**Task goal**
Where "JSON" appears in a line of the entries below, that line should be copied.

[Opening Dataset extract section]

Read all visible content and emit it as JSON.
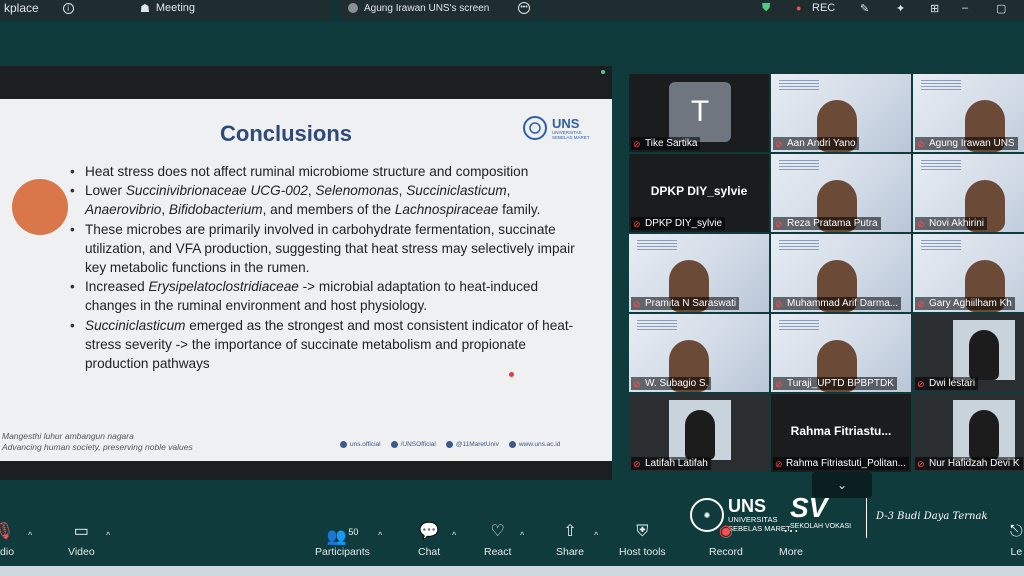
{
  "topbar": {
    "app_fragment": "kplace",
    "meeting_label": "Meeting",
    "share_label": "Agung Irawan UNS's screen",
    "rec_label": "REC"
  },
  "slide": {
    "title": "Conclusions",
    "logo_text": "UNS",
    "logo_sub": "UNIVERSITAS SEBELAS MARET",
    "bullets": [
      {
        "parts": [
          "Heat stress does not affect ruminal microbiome structure and composition"
        ]
      },
      {
        "parts": [
          "Lower ",
          "Succinivibrionaceae UCG-002",
          ", ",
          "Selenomonas",
          ", ",
          "Succiniclasticum",
          ", ",
          "Anaerovibrio",
          ", ",
          "Bifidobacterium",
          ", and members of the ",
          "Lachnospiraceae",
          " family."
        ]
      },
      {
        "parts": [
          "These microbes are primarily involved in carbohydrate fermentation, succinate utilization, and VFA production, suggesting that heat stress may selectively impair key metabolic functions in the rumen."
        ]
      },
      {
        "parts": [
          "Increased ",
          "Erysipelatoclostridiaceae",
          " -> microbial adaptation to heat-induced changes in the ruminal environment and host physiology."
        ]
      },
      {
        "parts": [
          "Succiniclasticum",
          " emerged as the strongest and most consistent indicator of heat-stress severity -> the importance of succinate metabolism and propionate production pathways"
        ]
      }
    ],
    "footer_motto": "Mangesthi luhur ambangun nagara",
    "footer_motto_en": "Advancing human society, preserving noble values",
    "socials": [
      "uns.official",
      "/UNSOfficial",
      "@11MaretUniv",
      "www.uns.ac.id"
    ]
  },
  "gallery": [
    {
      "name": "Tike Sartika",
      "type": "avatar",
      "initial": "T"
    },
    {
      "name": "Aan Andri Yano",
      "type": "video"
    },
    {
      "name": "Agung Irawan UNS",
      "type": "video",
      "active": true
    },
    {
      "name": "DPKP DIY_sylvie",
      "type": "blank"
    },
    {
      "name": "Reza Pratama Putra",
      "type": "video"
    },
    {
      "name": "Novi Akhirini",
      "type": "video"
    },
    {
      "name": "Pramita N Saraswati",
      "type": "video"
    },
    {
      "name": "Muhammad Arif Darma...",
      "type": "video"
    },
    {
      "name": "Gary Aghiilham Kh",
      "type": "video"
    },
    {
      "name": "W. Subagio S.",
      "type": "video"
    },
    {
      "name": "Turaji_UPTD BPBPTDK",
      "type": "video"
    },
    {
      "name": "Dwi lestari",
      "type": "photo"
    },
    {
      "name": "Latifah Latifah",
      "type": "photo"
    },
    {
      "name": "Rahma Fitriastuti_Politan...",
      "type": "blank",
      "display_name": "Rahma  Fitriastu..."
    },
    {
      "name": "Nur Hafidzah Devi K",
      "type": "photo"
    }
  ],
  "branding": {
    "uns": "UNS",
    "uns_sub1": "UNIVERSITAS",
    "uns_sub2": "SEBELAS MARET",
    "sv": "SV",
    "sv_sub": "SEKOLAH VOKASI",
    "dept": "D-3 Budi Daya Ternak"
  },
  "controls": {
    "audio": "udio",
    "video": "Video",
    "participants": "Participants",
    "participants_count": "50",
    "chat": "Chat",
    "react": "React",
    "share": "Share",
    "host_tools": "Host tools",
    "record": "Record",
    "more": "More",
    "leave": "Le"
  },
  "colors": {
    "background": "#0f3b3d",
    "active_speaker": "#4ccf84",
    "muted": "#ff4d4d",
    "slide_title": "#2f4a7a"
  }
}
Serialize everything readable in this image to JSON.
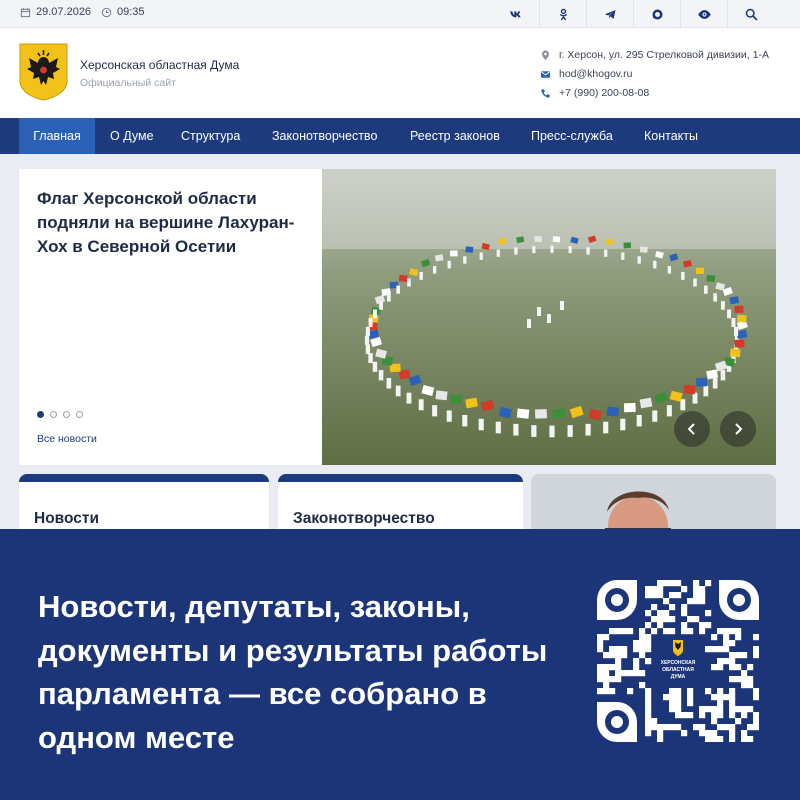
{
  "topbar": {
    "date": "29.07.2026",
    "time": "09:35",
    "socials": [
      "vk-icon",
      "ok-icon",
      "telegram-icon",
      "max-icon",
      "visually-impaired-icon",
      "search-icon"
    ]
  },
  "header": {
    "org_name": "Херсонская областная Дума",
    "org_subtitle": "Официальный сайт",
    "address": "г. Херсон, ул. 295 Стрелковой дивизии, 1-А",
    "email": "hod@khogov.ru",
    "phone": "+7 (990) 200-08-08"
  },
  "nav": {
    "items": [
      "Главная",
      "О Думе",
      "Структура",
      "Законотворчество",
      "Реестр законов",
      "Пресс-служба",
      "Контакты"
    ],
    "active_index": 0
  },
  "hero": {
    "title": "Флаг Херсонской области подняли на вершине Лахуран-Хох в Северной Осетии",
    "slide_count": 4,
    "active_slide": 0,
    "all_news_label": "Все новости"
  },
  "cards": {
    "news_title": "Новости",
    "lawmaking_title": "Законотворчество"
  },
  "banner": {
    "text": "Новости, депутаты, законы, документы и результаты работы парламента — все собрано в одном месте",
    "qr_center_text_1": "ХЕРСОНСКАЯ",
    "qr_center_text_2": "ОБЛАСТНАЯ",
    "qr_center_text_3": "ДУМА"
  },
  "colors": {
    "primary": "#1d3a7c",
    "nav_active": "#2b62b8",
    "banner": "#1c3578",
    "emblem_gold": "#f2c21b"
  }
}
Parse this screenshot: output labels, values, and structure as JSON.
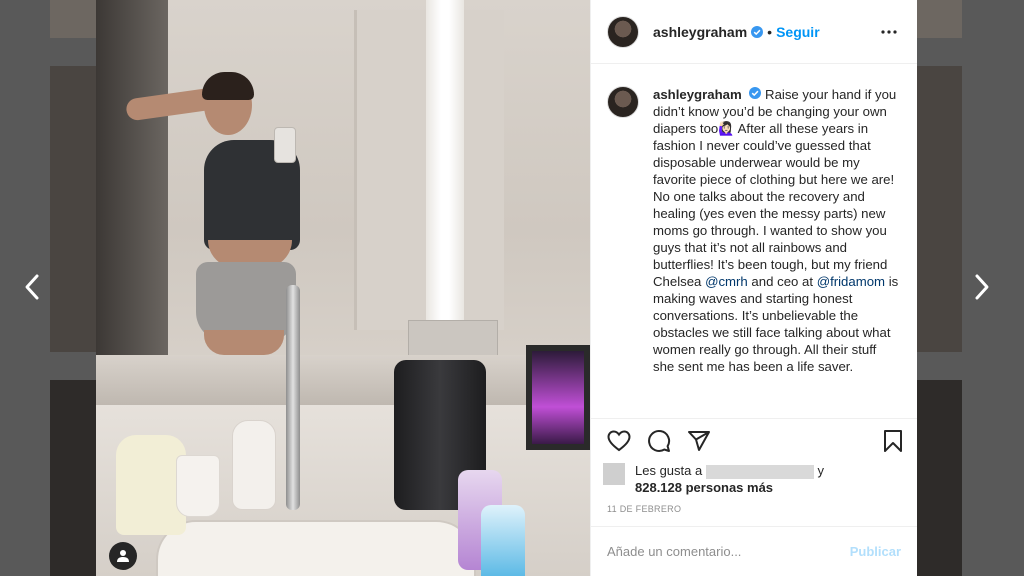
{
  "post": {
    "username": "ashleygraham",
    "follow_label": "Seguir",
    "separator": "•",
    "caption": {
      "username": "ashleygraham",
      "part1": "Raise your hand if you didn’t know you’d be changing your own diapers too🙋🏻‍♀️ After all these years in fashion I never could’ve guessed that disposable underwear would be my favorite piece of clothing but here we are! No one talks about the recovery and healing (yes even the messy parts) new moms go through. I wanted to show you guys that it’s not all rainbows and butterflies! It’s been tough, but my friend Chelsea ",
      "mention1": "@cmrh",
      "part2": " and ceo at ",
      "mention2": "@fridamom",
      "part3": " is making waves and starting honest conversations. It’s unbelievable the obstacles we still face talking about what women really go through. All their stuff she sent me has been a life saver."
    },
    "likes": {
      "prefix": "Les gusta a",
      "suffix": "y",
      "count_text": "828.128 personas más"
    },
    "date": "11 DE FEBRERO",
    "comment_placeholder": "Añade un comentario...",
    "publish_label": "Publicar"
  },
  "icons": {
    "verified": "verified-badge-icon",
    "more": "more-options-icon",
    "like": "heart-icon",
    "comment": "comment-icon",
    "share": "share-icon",
    "save": "bookmark-icon",
    "prev": "chevron-left-icon",
    "next": "chevron-right-icon",
    "tag": "user-tag-icon"
  },
  "colors": {
    "accent": "#0095f6",
    "publish_disabled": "#b2dffc",
    "text": "#262626",
    "muted": "#8e8e8e"
  }
}
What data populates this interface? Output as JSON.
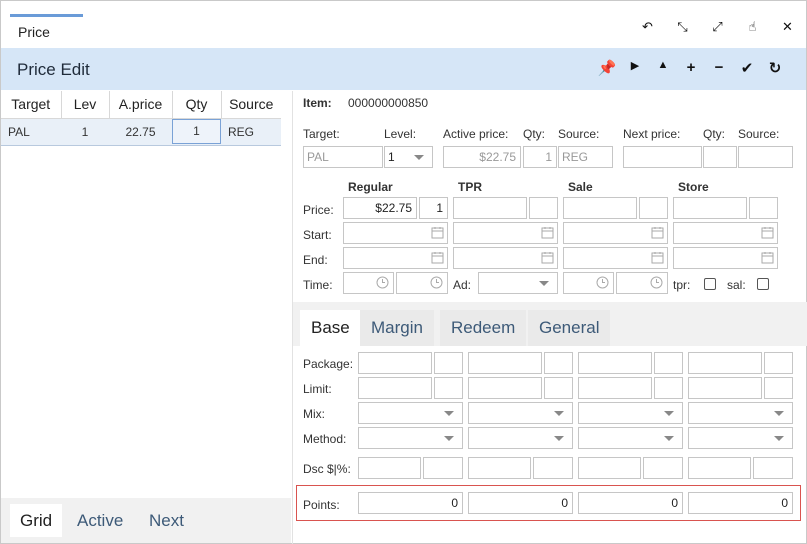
{
  "window": {
    "tab_label": "Price",
    "controls": [
      "undo-icon",
      "shrink-icon",
      "expand-icon",
      "pointer-icon",
      "close-icon"
    ]
  },
  "header": {
    "title": "Price Edit",
    "controls": [
      "pin-icon",
      "play-icon",
      "caret-up-icon",
      "plus-icon",
      "minus-icon",
      "check-icon",
      "refresh-icon"
    ]
  },
  "grid": {
    "columns": [
      "Target",
      "Lev",
      "A.price",
      "Qty",
      "Source"
    ],
    "rows": [
      {
        "target": "PAL",
        "lev": "1",
        "aprice": "22.75",
        "qty": "1",
        "source": "REG"
      }
    ]
  },
  "bottom_tabs": [
    "Grid",
    "Active",
    "Next"
  ],
  "item": {
    "label": "Item:",
    "value": "000000000850"
  },
  "labels": {
    "target": "Target:",
    "level": "Level:",
    "active_price": "Active price:",
    "qty": "Qty:",
    "source": "Source:",
    "next_price": "Next price:",
    "qty2": "Qty:",
    "source2": "Source:",
    "price": "Price:",
    "start": "Start:",
    "end": "End:",
    "time": "Time:",
    "ad": "Ad:",
    "tpr": "tpr:",
    "sal": "sal:",
    "package": "Package:",
    "limit": "Limit:",
    "mix": "Mix:",
    "method": "Method:",
    "dsc": "Dsc $|%:",
    "points": "Points:"
  },
  "values": {
    "target": "PAL",
    "level": "1",
    "active_price": "$22.75",
    "active_qty": "1",
    "source": "REG",
    "regular_price": "$22.75",
    "regular_qty": "1"
  },
  "price_groups": [
    "Regular",
    "TPR",
    "Sale",
    "Store"
  ],
  "sub_tabs": [
    "Base",
    "Margin",
    "Redeem",
    "General"
  ],
  "points": [
    "0",
    "0",
    "0",
    "0"
  ]
}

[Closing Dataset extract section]

**Result of the exercise**
Read all visible content and emit it as JSON.
Serialize everything readable in this image to JSON.
Parse this screenshot: output labels, values, and structure as JSON.
What data populates this interface? Output as JSON.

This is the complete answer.